» What you are asked to do
Whenever the string "JSON" turns up in a line of the data below, copy that line.

Data items:
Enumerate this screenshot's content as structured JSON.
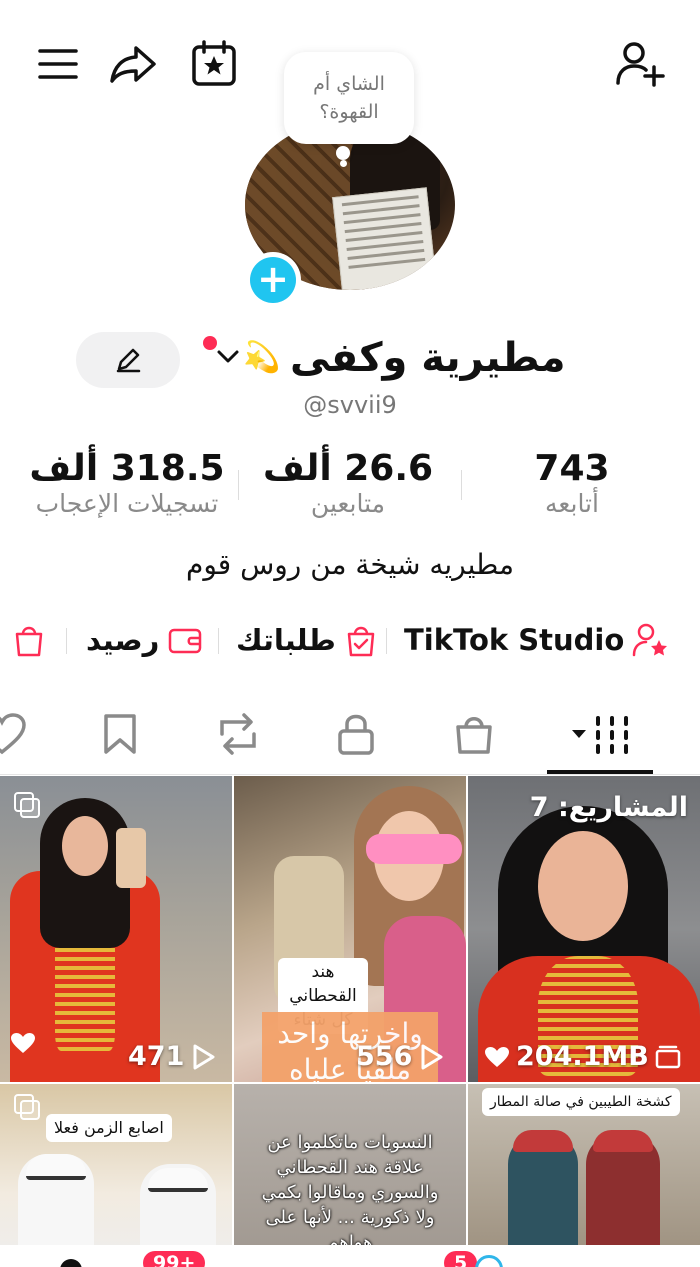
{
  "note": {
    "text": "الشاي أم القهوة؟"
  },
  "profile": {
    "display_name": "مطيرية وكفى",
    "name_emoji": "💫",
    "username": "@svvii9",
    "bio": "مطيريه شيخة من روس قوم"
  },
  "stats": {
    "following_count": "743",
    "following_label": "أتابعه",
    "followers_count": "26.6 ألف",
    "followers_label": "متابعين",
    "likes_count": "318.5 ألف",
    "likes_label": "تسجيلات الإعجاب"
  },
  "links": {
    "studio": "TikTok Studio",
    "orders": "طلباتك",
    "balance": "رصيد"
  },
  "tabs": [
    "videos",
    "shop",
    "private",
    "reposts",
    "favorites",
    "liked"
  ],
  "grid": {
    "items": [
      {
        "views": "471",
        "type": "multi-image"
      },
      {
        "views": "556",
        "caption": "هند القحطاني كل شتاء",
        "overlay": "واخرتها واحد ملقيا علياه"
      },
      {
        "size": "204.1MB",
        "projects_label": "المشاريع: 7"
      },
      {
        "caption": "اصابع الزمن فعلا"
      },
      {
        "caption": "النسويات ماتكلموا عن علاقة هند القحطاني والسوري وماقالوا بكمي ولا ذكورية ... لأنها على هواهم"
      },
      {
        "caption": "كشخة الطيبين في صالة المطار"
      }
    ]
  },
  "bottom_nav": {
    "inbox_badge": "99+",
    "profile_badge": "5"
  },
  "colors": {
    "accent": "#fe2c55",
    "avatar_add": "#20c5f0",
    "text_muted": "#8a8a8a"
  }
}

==

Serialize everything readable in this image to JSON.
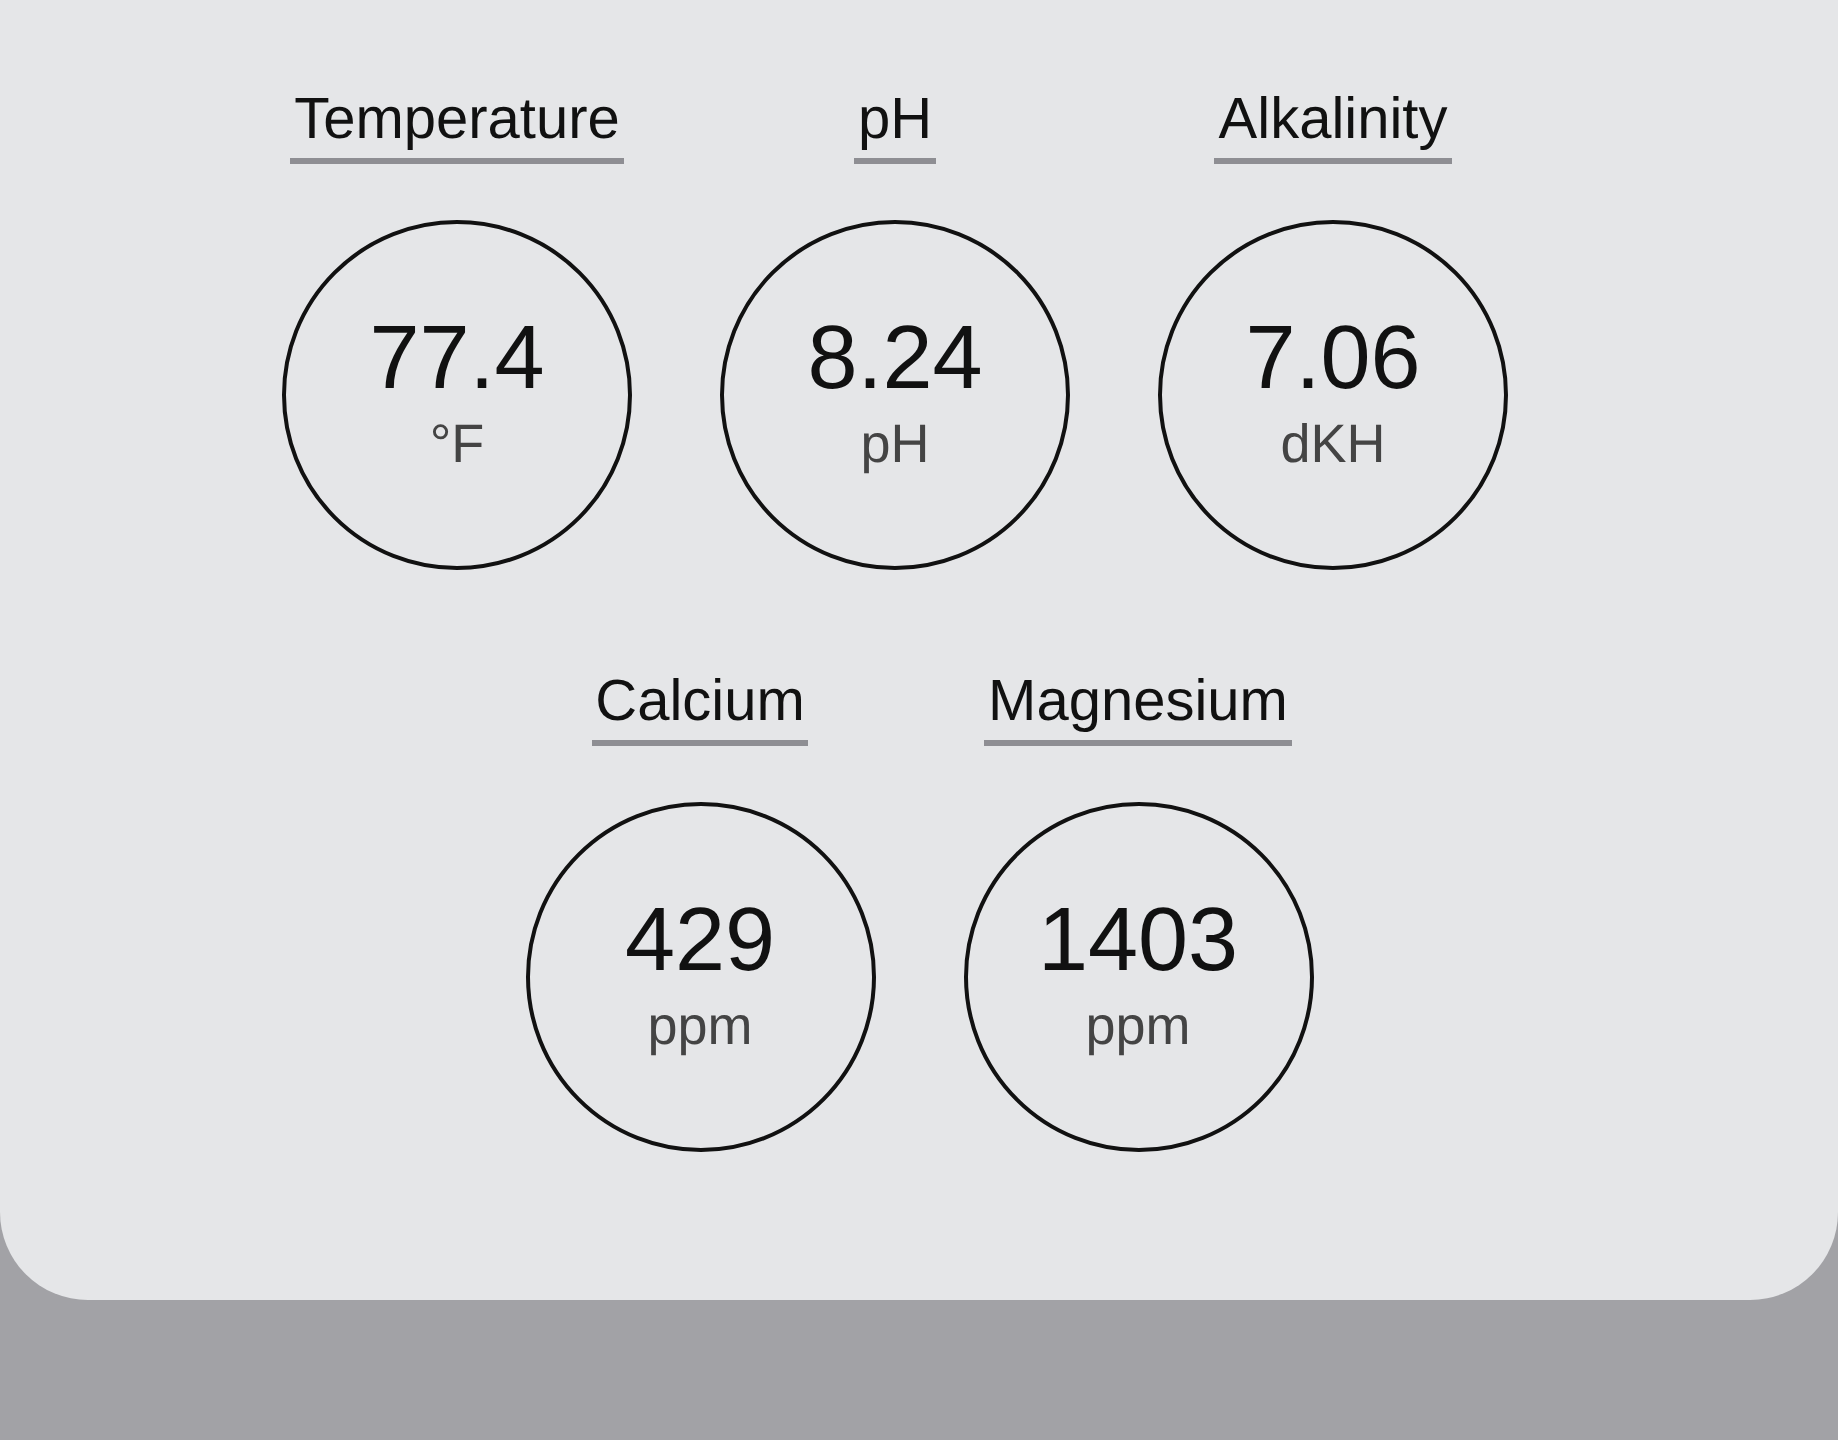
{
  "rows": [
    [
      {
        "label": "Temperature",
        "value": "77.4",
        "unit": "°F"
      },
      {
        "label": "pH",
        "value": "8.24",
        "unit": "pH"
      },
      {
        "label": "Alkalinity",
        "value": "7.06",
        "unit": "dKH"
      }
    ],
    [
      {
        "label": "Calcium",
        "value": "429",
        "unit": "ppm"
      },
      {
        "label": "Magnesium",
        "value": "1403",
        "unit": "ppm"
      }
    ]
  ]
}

» Exercise response
Enumerate this screenshot's content as structured JSON.
Serialize everything readable in this image to JSON.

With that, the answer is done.